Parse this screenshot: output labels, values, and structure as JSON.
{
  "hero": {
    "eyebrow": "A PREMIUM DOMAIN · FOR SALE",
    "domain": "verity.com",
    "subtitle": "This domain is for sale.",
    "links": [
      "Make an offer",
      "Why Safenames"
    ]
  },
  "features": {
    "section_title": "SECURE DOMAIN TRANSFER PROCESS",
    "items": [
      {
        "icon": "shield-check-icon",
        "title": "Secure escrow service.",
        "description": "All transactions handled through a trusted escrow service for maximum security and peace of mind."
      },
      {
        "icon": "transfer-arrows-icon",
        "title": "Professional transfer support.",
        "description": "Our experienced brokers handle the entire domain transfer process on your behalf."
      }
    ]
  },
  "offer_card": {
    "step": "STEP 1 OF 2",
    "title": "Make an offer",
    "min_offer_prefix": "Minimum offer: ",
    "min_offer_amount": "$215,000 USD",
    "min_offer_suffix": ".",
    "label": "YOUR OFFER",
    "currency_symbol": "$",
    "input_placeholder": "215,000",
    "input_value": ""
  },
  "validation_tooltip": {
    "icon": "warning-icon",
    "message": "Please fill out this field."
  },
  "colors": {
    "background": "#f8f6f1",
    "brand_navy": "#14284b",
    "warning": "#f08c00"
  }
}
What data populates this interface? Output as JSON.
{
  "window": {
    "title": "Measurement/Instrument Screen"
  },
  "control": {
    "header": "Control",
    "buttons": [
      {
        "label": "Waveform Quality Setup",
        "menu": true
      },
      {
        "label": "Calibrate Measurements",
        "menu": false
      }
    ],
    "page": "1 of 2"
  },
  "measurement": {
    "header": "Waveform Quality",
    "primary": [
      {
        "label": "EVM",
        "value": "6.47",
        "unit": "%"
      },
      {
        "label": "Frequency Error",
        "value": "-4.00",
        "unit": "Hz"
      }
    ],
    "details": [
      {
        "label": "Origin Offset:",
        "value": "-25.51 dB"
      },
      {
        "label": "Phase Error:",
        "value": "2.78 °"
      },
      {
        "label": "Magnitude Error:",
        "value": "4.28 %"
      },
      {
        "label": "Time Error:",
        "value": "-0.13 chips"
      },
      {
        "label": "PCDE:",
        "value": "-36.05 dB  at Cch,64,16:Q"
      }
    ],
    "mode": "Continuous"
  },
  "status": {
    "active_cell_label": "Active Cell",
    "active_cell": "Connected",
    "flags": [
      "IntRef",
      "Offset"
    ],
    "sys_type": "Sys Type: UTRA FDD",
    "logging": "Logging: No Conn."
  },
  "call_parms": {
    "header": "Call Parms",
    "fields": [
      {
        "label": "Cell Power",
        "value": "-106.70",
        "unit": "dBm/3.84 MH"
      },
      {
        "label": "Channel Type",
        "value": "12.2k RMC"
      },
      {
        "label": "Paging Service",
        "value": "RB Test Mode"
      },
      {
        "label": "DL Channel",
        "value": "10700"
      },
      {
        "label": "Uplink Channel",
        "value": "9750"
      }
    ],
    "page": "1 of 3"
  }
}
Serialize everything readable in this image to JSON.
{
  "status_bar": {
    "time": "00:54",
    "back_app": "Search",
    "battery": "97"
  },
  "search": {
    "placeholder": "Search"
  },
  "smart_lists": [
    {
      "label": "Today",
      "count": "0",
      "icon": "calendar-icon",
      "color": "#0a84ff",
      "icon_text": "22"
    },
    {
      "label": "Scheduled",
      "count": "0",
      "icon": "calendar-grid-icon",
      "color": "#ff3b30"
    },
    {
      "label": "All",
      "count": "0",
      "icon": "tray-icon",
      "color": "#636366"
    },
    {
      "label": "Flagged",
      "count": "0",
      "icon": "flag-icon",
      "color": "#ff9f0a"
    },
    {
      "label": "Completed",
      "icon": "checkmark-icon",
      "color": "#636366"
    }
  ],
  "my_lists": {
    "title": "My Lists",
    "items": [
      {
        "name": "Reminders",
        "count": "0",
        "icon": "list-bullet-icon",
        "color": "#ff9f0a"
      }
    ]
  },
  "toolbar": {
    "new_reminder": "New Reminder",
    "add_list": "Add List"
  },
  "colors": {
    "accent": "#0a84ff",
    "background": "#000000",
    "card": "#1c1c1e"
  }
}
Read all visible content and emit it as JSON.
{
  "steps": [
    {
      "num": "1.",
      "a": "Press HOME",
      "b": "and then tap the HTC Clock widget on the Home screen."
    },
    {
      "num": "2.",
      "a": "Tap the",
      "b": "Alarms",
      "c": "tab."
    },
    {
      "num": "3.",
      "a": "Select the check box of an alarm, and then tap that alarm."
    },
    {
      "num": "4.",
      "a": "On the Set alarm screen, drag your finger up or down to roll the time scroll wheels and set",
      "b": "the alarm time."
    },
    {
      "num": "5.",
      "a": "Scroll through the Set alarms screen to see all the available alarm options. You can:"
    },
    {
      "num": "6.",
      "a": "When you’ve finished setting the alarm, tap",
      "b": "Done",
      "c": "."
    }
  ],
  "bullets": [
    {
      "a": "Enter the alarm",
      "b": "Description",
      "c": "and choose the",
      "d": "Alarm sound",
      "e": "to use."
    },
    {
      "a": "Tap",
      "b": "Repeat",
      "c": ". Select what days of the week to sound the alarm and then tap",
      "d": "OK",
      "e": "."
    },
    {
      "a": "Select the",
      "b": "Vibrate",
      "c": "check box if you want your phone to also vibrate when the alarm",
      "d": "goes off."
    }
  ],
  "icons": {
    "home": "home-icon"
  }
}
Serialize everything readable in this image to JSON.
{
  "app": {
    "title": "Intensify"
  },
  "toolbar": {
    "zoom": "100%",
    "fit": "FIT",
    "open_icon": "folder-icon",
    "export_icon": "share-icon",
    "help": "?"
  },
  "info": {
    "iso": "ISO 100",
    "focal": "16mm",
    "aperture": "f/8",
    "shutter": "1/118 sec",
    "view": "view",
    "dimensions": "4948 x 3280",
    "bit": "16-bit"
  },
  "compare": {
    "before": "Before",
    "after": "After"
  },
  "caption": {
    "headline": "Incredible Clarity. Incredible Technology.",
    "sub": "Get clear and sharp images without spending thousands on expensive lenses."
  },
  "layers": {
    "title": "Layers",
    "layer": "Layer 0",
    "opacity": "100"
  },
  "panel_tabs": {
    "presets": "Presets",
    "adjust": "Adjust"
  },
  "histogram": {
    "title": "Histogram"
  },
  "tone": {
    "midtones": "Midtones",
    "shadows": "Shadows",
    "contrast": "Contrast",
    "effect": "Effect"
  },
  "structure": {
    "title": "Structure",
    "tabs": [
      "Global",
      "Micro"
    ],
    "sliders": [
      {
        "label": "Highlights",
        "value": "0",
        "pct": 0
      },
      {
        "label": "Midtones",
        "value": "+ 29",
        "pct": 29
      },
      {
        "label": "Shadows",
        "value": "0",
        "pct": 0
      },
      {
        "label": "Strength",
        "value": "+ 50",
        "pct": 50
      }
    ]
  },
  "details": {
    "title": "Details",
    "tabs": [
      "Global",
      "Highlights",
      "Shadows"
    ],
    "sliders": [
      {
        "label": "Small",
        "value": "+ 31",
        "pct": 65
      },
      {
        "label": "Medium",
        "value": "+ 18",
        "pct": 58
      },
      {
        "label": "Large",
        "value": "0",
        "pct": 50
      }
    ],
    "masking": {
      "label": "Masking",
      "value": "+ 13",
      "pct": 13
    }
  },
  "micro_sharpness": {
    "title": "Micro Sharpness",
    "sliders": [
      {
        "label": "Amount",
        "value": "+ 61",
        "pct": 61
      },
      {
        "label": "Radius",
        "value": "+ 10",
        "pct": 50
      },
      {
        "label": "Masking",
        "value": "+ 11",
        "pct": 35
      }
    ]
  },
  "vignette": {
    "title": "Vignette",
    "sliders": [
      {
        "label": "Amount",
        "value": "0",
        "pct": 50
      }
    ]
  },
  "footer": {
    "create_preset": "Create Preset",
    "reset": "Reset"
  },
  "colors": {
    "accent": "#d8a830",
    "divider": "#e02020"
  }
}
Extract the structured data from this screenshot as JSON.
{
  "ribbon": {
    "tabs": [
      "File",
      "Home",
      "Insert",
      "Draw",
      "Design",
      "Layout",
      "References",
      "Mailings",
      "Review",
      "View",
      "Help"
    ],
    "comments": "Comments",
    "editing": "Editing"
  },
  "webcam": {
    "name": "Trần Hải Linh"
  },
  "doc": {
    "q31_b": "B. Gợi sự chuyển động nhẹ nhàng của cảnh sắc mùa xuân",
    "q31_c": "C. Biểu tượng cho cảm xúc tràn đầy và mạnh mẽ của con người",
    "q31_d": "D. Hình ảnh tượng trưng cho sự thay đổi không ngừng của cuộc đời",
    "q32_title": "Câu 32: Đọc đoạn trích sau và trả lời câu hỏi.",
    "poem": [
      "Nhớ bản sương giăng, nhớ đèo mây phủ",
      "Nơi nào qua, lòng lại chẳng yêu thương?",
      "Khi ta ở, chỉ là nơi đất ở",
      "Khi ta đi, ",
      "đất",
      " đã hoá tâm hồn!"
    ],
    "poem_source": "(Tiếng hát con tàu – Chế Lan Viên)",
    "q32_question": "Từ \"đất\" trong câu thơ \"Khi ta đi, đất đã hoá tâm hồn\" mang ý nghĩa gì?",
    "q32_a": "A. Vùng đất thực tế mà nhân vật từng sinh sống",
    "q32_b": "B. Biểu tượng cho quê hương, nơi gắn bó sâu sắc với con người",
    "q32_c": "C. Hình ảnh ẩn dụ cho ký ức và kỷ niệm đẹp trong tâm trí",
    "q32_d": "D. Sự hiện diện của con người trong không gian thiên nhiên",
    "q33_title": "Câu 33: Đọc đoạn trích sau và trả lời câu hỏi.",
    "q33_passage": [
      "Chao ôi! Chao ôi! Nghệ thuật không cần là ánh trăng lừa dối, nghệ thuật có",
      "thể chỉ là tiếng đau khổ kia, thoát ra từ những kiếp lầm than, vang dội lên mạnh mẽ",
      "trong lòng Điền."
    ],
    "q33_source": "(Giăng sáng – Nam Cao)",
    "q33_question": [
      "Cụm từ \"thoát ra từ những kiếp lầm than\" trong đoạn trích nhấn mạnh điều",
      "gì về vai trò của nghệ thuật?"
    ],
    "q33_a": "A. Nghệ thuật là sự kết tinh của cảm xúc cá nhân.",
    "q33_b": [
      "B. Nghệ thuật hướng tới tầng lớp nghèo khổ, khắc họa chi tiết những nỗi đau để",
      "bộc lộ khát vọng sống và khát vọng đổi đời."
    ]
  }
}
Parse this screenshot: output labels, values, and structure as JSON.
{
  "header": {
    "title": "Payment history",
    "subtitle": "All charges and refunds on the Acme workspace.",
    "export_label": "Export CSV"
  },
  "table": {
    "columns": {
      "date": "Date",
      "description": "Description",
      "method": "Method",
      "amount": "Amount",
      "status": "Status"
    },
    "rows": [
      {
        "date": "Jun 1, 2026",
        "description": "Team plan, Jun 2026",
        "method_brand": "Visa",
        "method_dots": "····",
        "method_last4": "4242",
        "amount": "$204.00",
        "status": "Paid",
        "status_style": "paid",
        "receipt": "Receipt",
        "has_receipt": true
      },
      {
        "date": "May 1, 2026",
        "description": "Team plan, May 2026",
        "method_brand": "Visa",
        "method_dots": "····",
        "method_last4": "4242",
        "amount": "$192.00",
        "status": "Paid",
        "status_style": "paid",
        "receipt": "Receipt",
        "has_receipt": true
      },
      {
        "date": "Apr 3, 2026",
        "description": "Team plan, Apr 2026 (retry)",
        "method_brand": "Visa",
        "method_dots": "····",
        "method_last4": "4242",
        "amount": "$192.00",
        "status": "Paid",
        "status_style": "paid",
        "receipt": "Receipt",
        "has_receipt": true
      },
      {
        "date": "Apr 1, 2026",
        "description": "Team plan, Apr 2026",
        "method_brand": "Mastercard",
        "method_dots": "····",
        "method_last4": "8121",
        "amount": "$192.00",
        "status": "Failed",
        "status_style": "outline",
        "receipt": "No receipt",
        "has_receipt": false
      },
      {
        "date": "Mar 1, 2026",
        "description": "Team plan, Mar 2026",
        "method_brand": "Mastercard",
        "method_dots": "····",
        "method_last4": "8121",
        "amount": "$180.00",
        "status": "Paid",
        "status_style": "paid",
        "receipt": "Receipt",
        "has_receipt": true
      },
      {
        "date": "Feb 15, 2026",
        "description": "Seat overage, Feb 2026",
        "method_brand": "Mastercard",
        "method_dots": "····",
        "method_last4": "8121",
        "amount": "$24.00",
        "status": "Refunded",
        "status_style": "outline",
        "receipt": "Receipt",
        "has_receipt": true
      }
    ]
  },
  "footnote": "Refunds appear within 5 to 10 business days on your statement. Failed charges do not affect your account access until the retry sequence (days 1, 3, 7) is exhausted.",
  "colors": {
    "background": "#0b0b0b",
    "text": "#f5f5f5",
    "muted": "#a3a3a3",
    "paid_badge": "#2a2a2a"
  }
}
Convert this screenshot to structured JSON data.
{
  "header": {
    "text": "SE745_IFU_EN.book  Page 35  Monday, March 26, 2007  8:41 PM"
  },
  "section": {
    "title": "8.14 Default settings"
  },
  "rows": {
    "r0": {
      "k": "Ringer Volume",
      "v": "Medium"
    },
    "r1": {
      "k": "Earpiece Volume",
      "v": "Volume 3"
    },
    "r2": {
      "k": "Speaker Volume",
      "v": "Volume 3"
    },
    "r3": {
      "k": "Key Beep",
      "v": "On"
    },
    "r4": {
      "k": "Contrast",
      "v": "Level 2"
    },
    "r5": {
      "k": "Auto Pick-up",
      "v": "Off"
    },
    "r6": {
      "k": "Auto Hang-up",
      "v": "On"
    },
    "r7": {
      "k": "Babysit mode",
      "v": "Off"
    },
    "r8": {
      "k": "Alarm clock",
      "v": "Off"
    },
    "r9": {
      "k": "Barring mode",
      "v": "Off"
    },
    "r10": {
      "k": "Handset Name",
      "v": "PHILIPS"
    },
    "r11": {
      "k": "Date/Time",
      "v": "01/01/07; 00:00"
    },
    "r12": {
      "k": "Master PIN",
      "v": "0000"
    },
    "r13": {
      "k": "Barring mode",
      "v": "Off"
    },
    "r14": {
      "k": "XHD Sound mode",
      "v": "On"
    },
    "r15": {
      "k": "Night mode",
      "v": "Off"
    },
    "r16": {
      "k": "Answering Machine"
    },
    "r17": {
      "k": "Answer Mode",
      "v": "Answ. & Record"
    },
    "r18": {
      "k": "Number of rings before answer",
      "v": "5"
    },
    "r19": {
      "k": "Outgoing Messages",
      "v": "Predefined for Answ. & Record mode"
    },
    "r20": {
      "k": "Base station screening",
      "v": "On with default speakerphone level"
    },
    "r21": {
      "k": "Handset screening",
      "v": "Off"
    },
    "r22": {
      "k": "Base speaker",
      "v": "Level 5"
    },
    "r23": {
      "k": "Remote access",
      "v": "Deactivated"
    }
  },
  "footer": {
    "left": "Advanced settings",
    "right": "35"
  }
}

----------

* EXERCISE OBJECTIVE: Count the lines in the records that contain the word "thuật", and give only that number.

* SOLUTION TO THIS PROBLEM: 4